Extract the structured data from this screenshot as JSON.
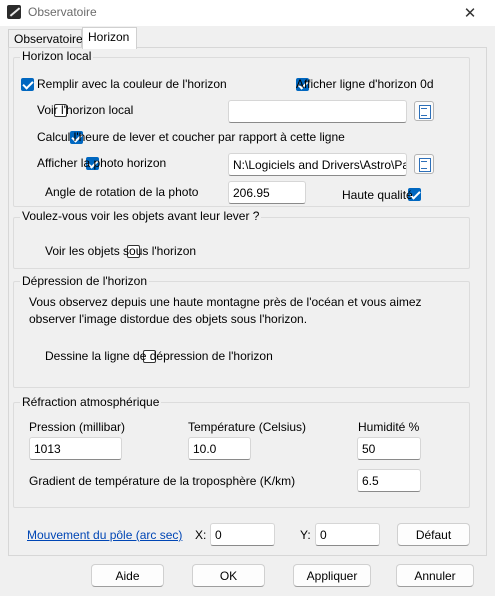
{
  "window": {
    "title": "Observatoire",
    "close_glyph": "✕"
  },
  "tabs": [
    {
      "label": "Observatoire"
    },
    {
      "label": "Horizon"
    }
  ],
  "horizon_local": {
    "title": "Horizon local",
    "fill_color": {
      "label": "Remplir avec la couleur de l'horizon",
      "checked": true
    },
    "show_line_0d": {
      "label": "Afficher ligne d'horizon 0d",
      "checked": true
    },
    "show_local": {
      "label": "Voir l'horizon local",
      "checked": false,
      "value": ""
    },
    "calc_rise_set": {
      "label": "Calcul l'heure de lever et coucher par rapport à cette ligne",
      "checked": true
    },
    "show_photo": {
      "label": "Afficher la photo horizon",
      "checked": true,
      "value": "N:\\Logiciels and Drivers\\Astro\\Panoramas"
    },
    "rotation": {
      "label": "Angle de rotation de la photo",
      "value": "206.95"
    },
    "high_quality": {
      "label": "Haute qualité",
      "checked": true
    }
  },
  "before_rise": {
    "title": "Voulez-vous voir les objets avant leur lever ?",
    "show_below": {
      "label": "Voir les objets sous l'horizon",
      "checked": false
    }
  },
  "depression": {
    "title": "Dépression de l'horizon",
    "description_1": "Vous observez depuis une haute montagne près de l'océan et vous aimez",
    "description_2": "observer l'image distordue des objets sous l'horizon.",
    "draw_line": {
      "label": "Dessine la ligne de dépression de l'horizon",
      "checked": false
    }
  },
  "refraction": {
    "title": "Réfraction atmosphérique",
    "pressure": {
      "label": "Pression (millibar)",
      "value": "1013"
    },
    "temperature": {
      "label": "Température (Celsius)",
      "value": "10.0"
    },
    "humidity": {
      "label": "Humidité %",
      "value": "50"
    },
    "gradient": {
      "label": "Gradient de température de la troposphère (K/km)",
      "value": "6.5"
    }
  },
  "pole_motion": {
    "link": "Mouvement du pôle (arc sec)",
    "x_label": "X:",
    "x_value": "0",
    "y_label": "Y:",
    "y_value": "0",
    "default_button": "Défaut"
  },
  "footer": {
    "help": "Aide",
    "ok": "OK",
    "apply": "Appliquer",
    "cancel": "Annuler"
  },
  "colors": {
    "accent": "#0067c0",
    "link": "#0046b5",
    "background": "#f0f0f0"
  },
  "icons": {
    "browse": "browse-folder-icon",
    "app": "app-icon"
  }
}
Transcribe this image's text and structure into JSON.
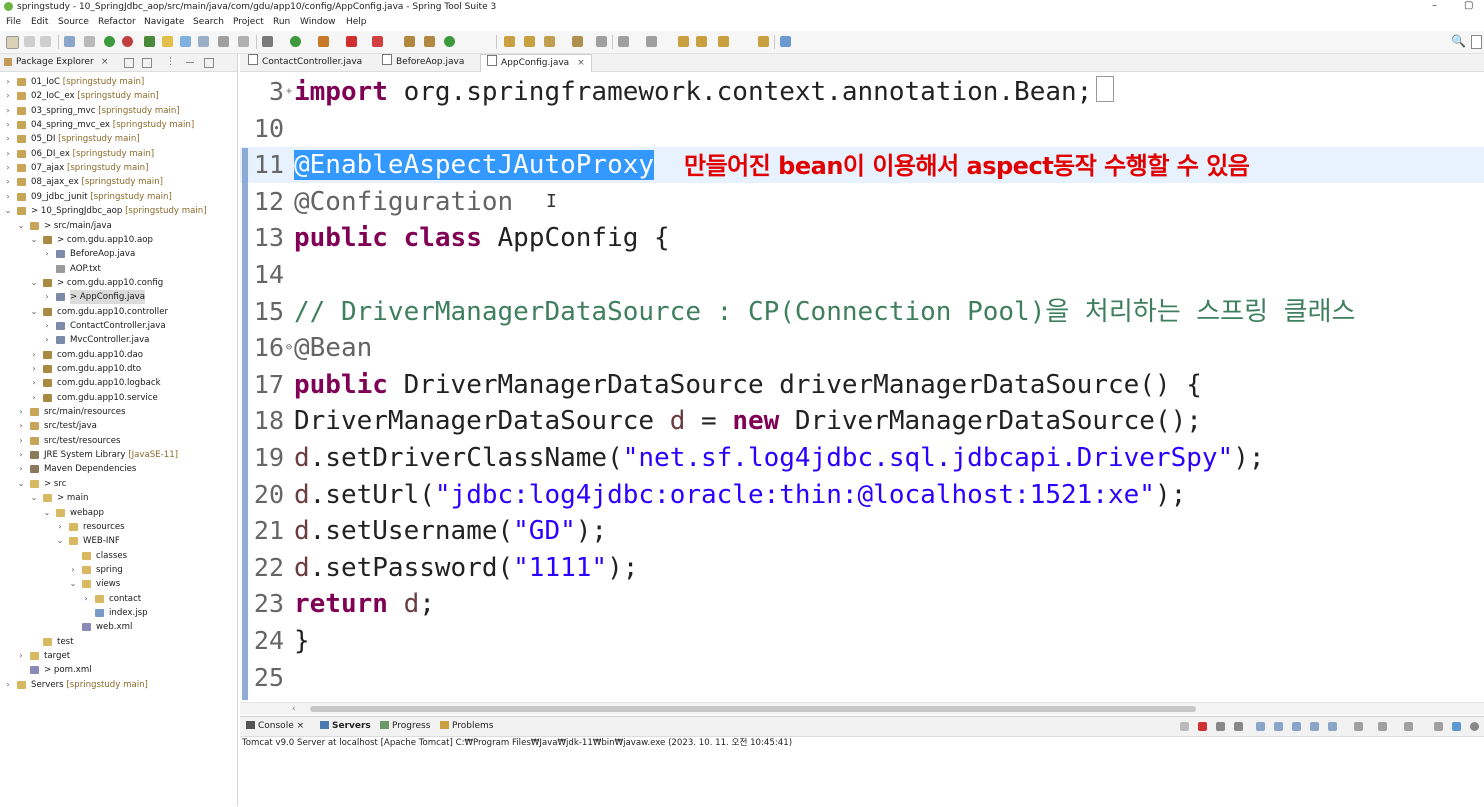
{
  "window": {
    "title": "springstudy - 10_SpringJdbc_aop/src/main/java/com/gdu/app10/config/AppConfig.java - Spring Tool Suite 3",
    "minimize": "–",
    "restore": "▢"
  },
  "menu": [
    "File",
    "Edit",
    "Source",
    "Refactor",
    "Navigate",
    "Search",
    "Project",
    "Run",
    "Window",
    "Help"
  ],
  "package_explorer": {
    "title": "Package Explorer",
    "close": "×",
    "items": [
      {
        "label": "01_IoC",
        "deco": " [springstudy main]",
        "indent": 0,
        "twisty": "›",
        "icon": "project-icon"
      },
      {
        "label": "02_IoC_ex",
        "deco": " [springstudy main]",
        "indent": 0,
        "twisty": "›",
        "icon": "project-icon"
      },
      {
        "label": "03_spring_mvc",
        "deco": " [springstudy main]",
        "indent": 0,
        "twisty": "›",
        "icon": "project-icon"
      },
      {
        "label": "04_spring_mvc_ex",
        "deco": " [springstudy main]",
        "indent": 0,
        "twisty": "›",
        "icon": "project-icon"
      },
      {
        "label": "05_DI",
        "deco": " [springstudy main]",
        "indent": 0,
        "twisty": "›",
        "icon": "project-icon"
      },
      {
        "label": "06_DI_ex",
        "deco": " [springstudy main]",
        "indent": 0,
        "twisty": "›",
        "icon": "project-icon"
      },
      {
        "label": "07_ajax",
        "deco": " [springstudy main]",
        "indent": 0,
        "twisty": "›",
        "icon": "project-icon"
      },
      {
        "label": "08_ajax_ex",
        "deco": " [springstudy main]",
        "indent": 0,
        "twisty": "›",
        "icon": "project-icon"
      },
      {
        "label": "09_jdbc_junit",
        "deco": " [springstudy main]",
        "indent": 0,
        "twisty": "›",
        "icon": "project-icon"
      },
      {
        "label": "> 10_SpringJdbc_aop",
        "deco": " [springstudy main]",
        "indent": 0,
        "twisty": "⌄",
        "icon": "project-icon"
      },
      {
        "label": "> src/main/java",
        "deco": "",
        "indent": 1,
        "twisty": "⌄",
        "icon": "source-folder-icon"
      },
      {
        "label": "> com.gdu.app10.aop",
        "deco": "",
        "indent": 2,
        "twisty": "⌄",
        "icon": "package-icon"
      },
      {
        "label": "BeforeAop.java",
        "deco": "",
        "indent": 3,
        "twisty": "›",
        "icon": "java-file-icon"
      },
      {
        "label": "AOP.txt",
        "deco": "",
        "indent": 3,
        "twisty": "",
        "icon": "text-file-icon"
      },
      {
        "label": "> com.gdu.app10.config",
        "deco": "",
        "indent": 2,
        "twisty": "⌄",
        "icon": "package-icon"
      },
      {
        "label": "> AppConfig.java",
        "deco": "",
        "indent": 3,
        "twisty": "›",
        "icon": "java-file-icon",
        "selected": true
      },
      {
        "label": "com.gdu.app10.controller",
        "deco": "",
        "indent": 2,
        "twisty": "⌄",
        "icon": "package-icon"
      },
      {
        "label": "ContactController.java",
        "deco": "",
        "indent": 3,
        "twisty": "›",
        "icon": "java-file-icon"
      },
      {
        "label": "MvcController.java",
        "deco": "",
        "indent": 3,
        "twisty": "›",
        "icon": "java-file-icon"
      },
      {
        "label": "com.gdu.app10.dao",
        "deco": "",
        "indent": 2,
        "twisty": "›",
        "icon": "package-icon"
      },
      {
        "label": "com.gdu.app10.dto",
        "deco": "",
        "indent": 2,
        "twisty": "›",
        "icon": "package-icon"
      },
      {
        "label": "com.gdu.app10.logback",
        "deco": "",
        "indent": 2,
        "twisty": "›",
        "icon": "package-icon"
      },
      {
        "label": "com.gdu.app10.service",
        "deco": "",
        "indent": 2,
        "twisty": "›",
        "icon": "package-icon"
      },
      {
        "label": "src/main/resources",
        "deco": "",
        "indent": 1,
        "twisty": "›",
        "icon": "source-folder-icon"
      },
      {
        "label": "src/test/java",
        "deco": "",
        "indent": 1,
        "twisty": "›",
        "icon": "source-folder-icon"
      },
      {
        "label": "src/test/resources",
        "deco": "",
        "indent": 1,
        "twisty": "›",
        "icon": "source-folder-icon"
      },
      {
        "label": "JRE System Library",
        "deco": " [JavaSE-11]",
        "indent": 1,
        "twisty": "›",
        "icon": "library-icon"
      },
      {
        "label": "Maven Dependencies",
        "deco": "",
        "indent": 1,
        "twisty": "›",
        "icon": "library-icon"
      },
      {
        "label": "> src",
        "deco": "",
        "indent": 1,
        "twisty": "⌄",
        "icon": "folder-icon"
      },
      {
        "label": "> main",
        "deco": "",
        "indent": 2,
        "twisty": "⌄",
        "icon": "folder-icon"
      },
      {
        "label": "webapp",
        "deco": "",
        "indent": 3,
        "twisty": "⌄",
        "icon": "folder-icon"
      },
      {
        "label": "resources",
        "deco": "",
        "indent": 4,
        "twisty": "›",
        "icon": "folder-icon"
      },
      {
        "label": "WEB-INF",
        "deco": "",
        "indent": 4,
        "twisty": "⌄",
        "icon": "folder-icon"
      },
      {
        "label": "classes",
        "deco": "",
        "indent": 5,
        "twisty": "",
        "icon": "folder-icon"
      },
      {
        "label": "spring",
        "deco": "",
        "indent": 5,
        "twisty": "›",
        "icon": "folder-icon"
      },
      {
        "label": "views",
        "deco": "",
        "indent": 5,
        "twisty": "⌄",
        "icon": "folder-icon"
      },
      {
        "label": "contact",
        "deco": "",
        "indent": 6,
        "twisty": "›",
        "icon": "folder-icon"
      },
      {
        "label": "index.jsp",
        "deco": "",
        "indent": 6,
        "twisty": "",
        "icon": "jsp-file-icon"
      },
      {
        "label": "web.xml",
        "deco": "",
        "indent": 5,
        "twisty": "",
        "icon": "xml-file-icon"
      },
      {
        "label": "test",
        "deco": "",
        "indent": 2,
        "twisty": "",
        "icon": "folder-icon"
      },
      {
        "label": "target",
        "deco": "",
        "indent": 1,
        "twisty": "›",
        "icon": "folder-icon"
      },
      {
        "label": "> pom.xml",
        "deco": "",
        "indent": 1,
        "twisty": "",
        "icon": "xml-file-icon"
      },
      {
        "label": "Servers",
        "deco": " [springstudy main]",
        "indent": 0,
        "twisty": "›",
        "icon": "folder-icon"
      }
    ]
  },
  "editor": {
    "tabs": [
      {
        "label": "ContactController.java",
        "active": false
      },
      {
        "label": "BeforeAop.java",
        "active": false
      },
      {
        "label": "AppConfig.java",
        "active": true,
        "close": "×"
      }
    ],
    "annotation_note": "만들어진 bean이 이용해서 aspect동작 수행할 수 있음",
    "lines": [
      {
        "n": "3",
        "fold": "+",
        "parts": [
          [
            "kw",
            "import"
          ],
          [
            "plain",
            " org.springframework.context.annotation.Bean;"
          ]
        ],
        "box": true
      },
      {
        "n": "10",
        "parts": []
      },
      {
        "n": "11",
        "current": true,
        "parts": [
          [
            "sel",
            "@EnableAspectJAutoProxy"
          ]
        ]
      },
      {
        "n": "12",
        "parts": [
          [
            "ann",
            "@Configuration"
          ]
        ]
      },
      {
        "n": "13",
        "parts": [
          [
            "kw",
            "public"
          ],
          [
            "plain",
            " "
          ],
          [
            "kw",
            "class"
          ],
          [
            "plain",
            " AppConfig {"
          ]
        ]
      },
      {
        "n": "14",
        "parts": []
      },
      {
        "n": "15",
        "parts": [
          [
            "plain",
            "  "
          ],
          [
            "cmt",
            "// DriverManagerDataSource : CP(Connection Pool)을 처리하는 스프링 클래스"
          ]
        ]
      },
      {
        "n": "16",
        "fold": "⊖",
        "parts": [
          [
            "plain",
            "  "
          ],
          [
            "ann",
            "@Bean"
          ]
        ]
      },
      {
        "n": "17",
        "parts": [
          [
            "plain",
            "  "
          ],
          [
            "kw",
            "public"
          ],
          [
            "plain",
            " DriverManagerDataSource driverManagerDataSource() {"
          ]
        ]
      },
      {
        "n": "18",
        "parts": [
          [
            "plain",
            "    DriverManagerDataSource "
          ],
          [
            "var",
            "d"
          ],
          [
            "plain",
            " = "
          ],
          [
            "kw",
            "new"
          ],
          [
            "plain",
            " DriverManagerDataSource();"
          ]
        ]
      },
      {
        "n": "19",
        "parts": [
          [
            "plain",
            "    "
          ],
          [
            "var",
            "d"
          ],
          [
            "plain",
            ".setDriverClassName("
          ],
          [
            "str",
            "\"net.sf.log4jdbc.sql.jdbcapi.DriverSpy\""
          ],
          [
            "plain",
            ");"
          ]
        ]
      },
      {
        "n": "20",
        "parts": [
          [
            "plain",
            "    "
          ],
          [
            "var",
            "d"
          ],
          [
            "plain",
            ".setUrl("
          ],
          [
            "str",
            "\"jdbc:log4jdbc:oracle:thin:@localhost:1521:xe\""
          ],
          [
            "plain",
            ");"
          ]
        ]
      },
      {
        "n": "21",
        "parts": [
          [
            "plain",
            "    "
          ],
          [
            "var",
            "d"
          ],
          [
            "plain",
            ".setUsername("
          ],
          [
            "str",
            "\"GD\""
          ],
          [
            "plain",
            ");"
          ]
        ]
      },
      {
        "n": "22",
        "parts": [
          [
            "plain",
            "    "
          ],
          [
            "var",
            "d"
          ],
          [
            "plain",
            ".setPassword("
          ],
          [
            "str",
            "\"1111\""
          ],
          [
            "plain",
            ");"
          ]
        ]
      },
      {
        "n": "23",
        "parts": [
          [
            "plain",
            "    "
          ],
          [
            "kw",
            "return"
          ],
          [
            "plain",
            " "
          ],
          [
            "var",
            "d"
          ],
          [
            "plain",
            ";"
          ]
        ]
      },
      {
        "n": "24",
        "parts": [
          [
            "plain",
            "  }"
          ]
        ]
      },
      {
        "n": "25",
        "parts": []
      }
    ]
  },
  "console": {
    "tabs": [
      {
        "label": "Console",
        "close": "×",
        "active": false
      },
      {
        "label": "Servers",
        "active": true
      },
      {
        "label": "Progress",
        "active": false
      },
      {
        "label": "Problems",
        "active": false
      }
    ],
    "status": "Tomcat v9.0 Server at localhost [Apache Tomcat] C:₩Program Files₩Java₩jdk-11₩bin₩javaw.exe  (2023. 10. 11. 오전 10:45:41)"
  },
  "colors": {
    "keyword": "#7f0055",
    "string": "#2a00ff",
    "comment": "#3f7f5f",
    "selection": "#3399ff",
    "note": "#e00000"
  }
}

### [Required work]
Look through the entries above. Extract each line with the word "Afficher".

### [Output for this exercise]
      "label": "Afficher ligne d'horizon 0d",
      "label": "Afficher la photo horizon",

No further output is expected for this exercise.